*** Opening SUPPLIED MATERIAL ***

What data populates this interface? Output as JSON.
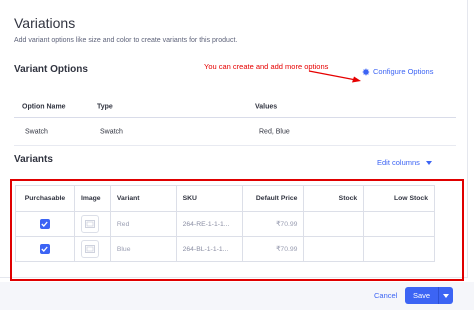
{
  "page": {
    "title": "Variations",
    "subtitle": "Add variant options like size and color to create variants for this product."
  },
  "variant_options": {
    "title": "Variant Options",
    "annotation": "You can create and add more options",
    "configure_label": "Configure Options",
    "columns": [
      "Option Name",
      "Type",
      "Values"
    ],
    "rows": [
      {
        "name": "Swatch",
        "type": "Swatch",
        "values": "Red, Blue"
      }
    ]
  },
  "variants": {
    "title": "Variants",
    "edit_columns_label": "Edit columns",
    "columns": [
      "Purchasable",
      "Image",
      "Variant",
      "SKU",
      "Default Price",
      "Stock",
      "Low Stock"
    ],
    "rows": [
      {
        "purchasable": true,
        "variant": "Red",
        "sku": "264-RE-1-1-1...",
        "price": "₹70.99",
        "stock": "",
        "low_stock": ""
      },
      {
        "purchasable": true,
        "variant": "Blue",
        "sku": "264-BL-1-1-1...",
        "price": "₹70.99",
        "stock": "",
        "low_stock": ""
      }
    ]
  },
  "footer": {
    "cancel_label": "Cancel",
    "save_label": "Save"
  },
  "colors": {
    "accent": "#3c64f4",
    "annotation": "#e60000",
    "highlight_box": "#e00000"
  },
  "icons": [
    "gear-icon",
    "chevron-down-icon",
    "checkbox-checked-icon",
    "image-placeholder-icon",
    "arrow-icon"
  ]
}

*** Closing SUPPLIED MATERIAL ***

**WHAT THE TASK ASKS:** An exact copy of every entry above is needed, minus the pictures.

**RESULT OF THE TASK:**
What data populates this interface? Output as JSON.
{
  "page": {
    "title": "Variations",
    "subtitle": "Add variant options like size and color to create variants for this product."
  },
  "variant_options": {
    "title": "Variant Options",
    "annotation": "You can create and add more options",
    "configure_label": "Configure Options",
    "columns": [
      "Option Name",
      "Type",
      "Values"
    ],
    "rows": [
      {
        "name": "Swatch",
        "type": "Swatch",
        "values": "Red, Blue"
      }
    ]
  },
  "variants": {
    "title": "Variants",
    "edit_columns_label": "Edit columns",
    "columns": [
      "Purchasable",
      "Image",
      "Variant",
      "SKU",
      "Default Price",
      "Stock",
      "Low Stock"
    ],
    "rows": [
      {
        "purchasable": true,
        "variant": "Red",
        "sku": "264-RE-1-1-1...",
        "price": "₹70.99",
        "stock": "",
        "low_stock": ""
      },
      {
        "purchasable": true,
        "variant": "Blue",
        "sku": "264-BL-1-1-1...",
        "price": "₹70.99",
        "stock": "",
        "low_stock": ""
      }
    ]
  },
  "footer": {
    "cancel_label": "Cancel",
    "save_label": "Save"
  },
  "colors": {
    "accent": "#3c64f4",
    "annotation": "#e60000",
    "highlight_box": "#e00000"
  },
  "icons": [
    "gear-icon",
    "chevron-down-icon",
    "checkbox-checked-icon",
    "image-placeholder-icon",
    "arrow-icon"
  ]
}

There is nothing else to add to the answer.